(Andy Synn reports on the first day of Oslo’s Inferno Festival 2015 and provides photos. For Andy’s report on the pre-fest show last Wednesday, go here.)
The first day of the festival proper began (for me at least) promptly at 6:15 when Spellemann Award-winning Death Metallers Execration took the stage.
Down and dirty, with a hint of something creepy just beneath the surface, the band’s blending of rolling, Vader/Autopsy–style death-grooves, Behemoth/Watain-esque stomp and swagger, and touches of eerie, Morbid Angel-ish atmosphere – accentuated here and there by unexpected progressive touches, flashes of surprising technicality, and an undercurrent of lurching sludge – should, by all rights, be an awkward mix. Yet somehow they make it work, taking this amalgam of sounds and using it to whip up an absolute cacophony of ugly, unrepentant nastiness that’s also as infectious as sonic syphilis.
Nipping downstairs to John Dee, I got my first exposure to Indian Death-Thrash types Inner Sanctum, whose chunky, belligerently heavy sound proved to be the perfect fit for the more intimate confines of the festival’s second stage. With a sound akin to The Gathering-era Testament (which, by the way, is my favourite Testament album), they delivered a fast-paced and relentlessly fun set of rock-solid grooves and choppy riffs (splashing out with an occasional bluesy solo lick), that got the crowd pumped up and ready for action. I’ll admit, it’s a relatively familiar sound they’re dealing in, but it’s hard to care so much when it’s delivered with this level of power and conviction.
Septic Flesh (it’ll always be two words to me, dammit!) were up next on the main stage, and unfortunately offered up the night’s one and only disappointment. The band’s live set was dominated (perhaps unsurprisingly) by the pre-recorded orchestration and overpowering (and, truth be told, more than a little artificial) drum sound, with the guitars relegated mainly to background noise and a bass-tone that was practically non-existent. Indeed, band frontman Spiros Antoniou seemed far more interested in posing to show off his nifty necromonger outfit than, you know, actually playing his bass, and by halfway through the set his constant rock star preening was starting to get downright embarrassing.

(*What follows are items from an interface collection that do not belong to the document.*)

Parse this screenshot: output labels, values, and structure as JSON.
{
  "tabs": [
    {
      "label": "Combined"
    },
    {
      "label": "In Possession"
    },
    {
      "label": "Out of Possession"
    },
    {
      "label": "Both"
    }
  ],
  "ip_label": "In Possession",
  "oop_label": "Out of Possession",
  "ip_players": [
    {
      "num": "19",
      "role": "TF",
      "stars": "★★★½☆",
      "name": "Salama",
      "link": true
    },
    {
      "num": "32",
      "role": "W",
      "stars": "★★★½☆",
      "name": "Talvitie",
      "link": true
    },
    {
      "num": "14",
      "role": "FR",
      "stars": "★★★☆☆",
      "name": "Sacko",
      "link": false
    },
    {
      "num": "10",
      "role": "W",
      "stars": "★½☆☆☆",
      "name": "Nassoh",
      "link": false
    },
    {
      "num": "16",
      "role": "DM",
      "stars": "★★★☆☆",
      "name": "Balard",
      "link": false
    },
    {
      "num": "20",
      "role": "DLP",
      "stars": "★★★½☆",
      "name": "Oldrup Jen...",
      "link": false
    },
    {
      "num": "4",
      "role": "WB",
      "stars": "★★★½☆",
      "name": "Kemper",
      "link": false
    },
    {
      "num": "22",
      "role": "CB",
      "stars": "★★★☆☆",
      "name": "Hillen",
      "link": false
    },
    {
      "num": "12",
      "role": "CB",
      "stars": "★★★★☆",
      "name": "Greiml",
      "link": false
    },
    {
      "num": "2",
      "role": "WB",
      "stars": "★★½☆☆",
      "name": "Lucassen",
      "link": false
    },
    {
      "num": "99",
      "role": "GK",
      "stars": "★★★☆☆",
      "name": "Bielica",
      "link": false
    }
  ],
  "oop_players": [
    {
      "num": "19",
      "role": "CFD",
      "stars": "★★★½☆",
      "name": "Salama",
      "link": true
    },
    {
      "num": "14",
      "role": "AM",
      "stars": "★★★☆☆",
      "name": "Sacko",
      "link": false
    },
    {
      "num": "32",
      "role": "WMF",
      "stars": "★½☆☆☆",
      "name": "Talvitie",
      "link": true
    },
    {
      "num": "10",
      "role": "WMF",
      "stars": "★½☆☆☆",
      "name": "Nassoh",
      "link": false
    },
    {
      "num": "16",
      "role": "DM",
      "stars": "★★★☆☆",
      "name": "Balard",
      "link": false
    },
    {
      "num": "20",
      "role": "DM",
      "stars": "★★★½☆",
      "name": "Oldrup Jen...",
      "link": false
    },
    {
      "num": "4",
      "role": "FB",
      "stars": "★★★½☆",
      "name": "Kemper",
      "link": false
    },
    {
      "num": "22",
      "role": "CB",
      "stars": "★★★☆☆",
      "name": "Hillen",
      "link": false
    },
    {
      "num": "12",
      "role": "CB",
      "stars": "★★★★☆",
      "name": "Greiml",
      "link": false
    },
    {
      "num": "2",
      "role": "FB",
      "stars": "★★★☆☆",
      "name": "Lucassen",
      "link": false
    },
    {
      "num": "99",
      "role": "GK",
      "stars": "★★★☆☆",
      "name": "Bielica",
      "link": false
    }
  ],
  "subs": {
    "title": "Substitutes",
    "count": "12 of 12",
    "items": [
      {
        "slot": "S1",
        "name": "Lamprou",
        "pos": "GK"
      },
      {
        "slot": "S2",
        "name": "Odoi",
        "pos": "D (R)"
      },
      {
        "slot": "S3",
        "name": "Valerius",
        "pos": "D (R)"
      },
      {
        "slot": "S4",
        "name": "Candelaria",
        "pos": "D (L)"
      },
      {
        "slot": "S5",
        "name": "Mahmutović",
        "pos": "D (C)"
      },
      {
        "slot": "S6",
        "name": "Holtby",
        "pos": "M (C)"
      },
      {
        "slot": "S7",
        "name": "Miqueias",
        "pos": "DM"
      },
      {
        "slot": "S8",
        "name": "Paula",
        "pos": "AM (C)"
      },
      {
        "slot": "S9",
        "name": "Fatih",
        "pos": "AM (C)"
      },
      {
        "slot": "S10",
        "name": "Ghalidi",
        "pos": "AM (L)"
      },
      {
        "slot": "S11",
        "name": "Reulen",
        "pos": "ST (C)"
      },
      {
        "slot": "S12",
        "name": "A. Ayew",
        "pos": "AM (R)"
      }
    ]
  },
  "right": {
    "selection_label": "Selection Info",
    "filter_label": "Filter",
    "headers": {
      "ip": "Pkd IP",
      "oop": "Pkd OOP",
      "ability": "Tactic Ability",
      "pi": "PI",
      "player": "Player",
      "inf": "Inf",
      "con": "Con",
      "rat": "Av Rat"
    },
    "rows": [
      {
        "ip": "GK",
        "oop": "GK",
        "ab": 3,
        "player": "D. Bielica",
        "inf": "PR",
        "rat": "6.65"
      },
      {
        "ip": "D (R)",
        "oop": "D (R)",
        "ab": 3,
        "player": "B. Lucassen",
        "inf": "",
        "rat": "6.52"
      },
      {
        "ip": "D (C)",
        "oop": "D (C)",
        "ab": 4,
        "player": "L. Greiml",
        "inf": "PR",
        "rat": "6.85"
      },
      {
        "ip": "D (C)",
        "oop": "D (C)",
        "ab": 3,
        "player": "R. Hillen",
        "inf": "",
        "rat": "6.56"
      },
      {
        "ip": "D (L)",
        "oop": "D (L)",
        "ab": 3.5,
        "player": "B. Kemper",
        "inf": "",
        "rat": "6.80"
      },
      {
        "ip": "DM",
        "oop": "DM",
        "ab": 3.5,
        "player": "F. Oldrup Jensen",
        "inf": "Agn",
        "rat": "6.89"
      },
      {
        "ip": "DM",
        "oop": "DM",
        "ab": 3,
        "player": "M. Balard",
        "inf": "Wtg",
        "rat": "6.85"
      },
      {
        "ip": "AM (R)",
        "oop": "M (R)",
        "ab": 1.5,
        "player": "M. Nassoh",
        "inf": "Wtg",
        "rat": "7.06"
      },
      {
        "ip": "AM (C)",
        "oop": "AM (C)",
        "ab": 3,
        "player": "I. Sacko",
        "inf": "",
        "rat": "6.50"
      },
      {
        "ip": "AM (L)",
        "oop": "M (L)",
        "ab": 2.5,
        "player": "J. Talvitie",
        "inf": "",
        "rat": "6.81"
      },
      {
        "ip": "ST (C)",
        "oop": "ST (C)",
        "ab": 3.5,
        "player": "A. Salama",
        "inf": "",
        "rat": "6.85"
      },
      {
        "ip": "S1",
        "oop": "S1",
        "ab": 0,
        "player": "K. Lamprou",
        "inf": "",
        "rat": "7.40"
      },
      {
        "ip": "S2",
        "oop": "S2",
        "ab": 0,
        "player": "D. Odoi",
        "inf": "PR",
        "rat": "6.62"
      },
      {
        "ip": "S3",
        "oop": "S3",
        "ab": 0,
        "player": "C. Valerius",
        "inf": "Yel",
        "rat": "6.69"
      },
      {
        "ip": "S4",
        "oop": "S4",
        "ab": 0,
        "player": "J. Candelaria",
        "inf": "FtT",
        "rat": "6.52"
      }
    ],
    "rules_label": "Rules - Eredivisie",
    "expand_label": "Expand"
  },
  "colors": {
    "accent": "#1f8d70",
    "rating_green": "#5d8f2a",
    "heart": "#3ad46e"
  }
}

It did seem a bit like I was in the minority though, as the crowd seemed to eat up their bland brand of Hammer Horror metal. Still, it left me absolutely cold, and reminded me of the musical equivalent of a Michael Bay cgi extravaganza – all style and no substance.
1349’s latest album is called Massive Cauldron of Chaos and that’s exactly what they delivered, a massive, boiling cauldron of pitch-black hatred that completely washed away any remaining sour taste left by their predecessors in waves of obsidian fire and fury. And I do mean fire, with some blazing pyrotechnics punctuating the aural hellfire with some more physical heat.
Oh, and did I mention that the band (accompanied by Destructhor of Myrkskog on second guitar) played the entirety of M.C.o.C. from start to finish to end their set?
The night’s headliners, however, took things even further, with a set as grandiose and ostentatious as any you might come to mention, wreathed in smoke and flame. Of course, this pomp and pageantry would be meaningless without the songs to back it up. And boy, do Behemoth have the songs to back it up. Dropping in material from 1999’s Satanica (“Decade of Therion”), Thelema 6 (“Christians to the Lions”), and many more (“As Above, So Below” from Zos KiaCultus being a personal favourite), into a set heavily focussed on recent masterpiece The Satanist, the quartet made damn sure to touch on all the aspects of their sound, with Nergal’s seductive charisma and irrepressible energy making him both prophet and preacher to the assembled throng.
One thing though boys… I love “O Father, O Satan, O Sun” as much as the next guy… but close with “Lucifer” instead next time will you? It’s just the perfect ender.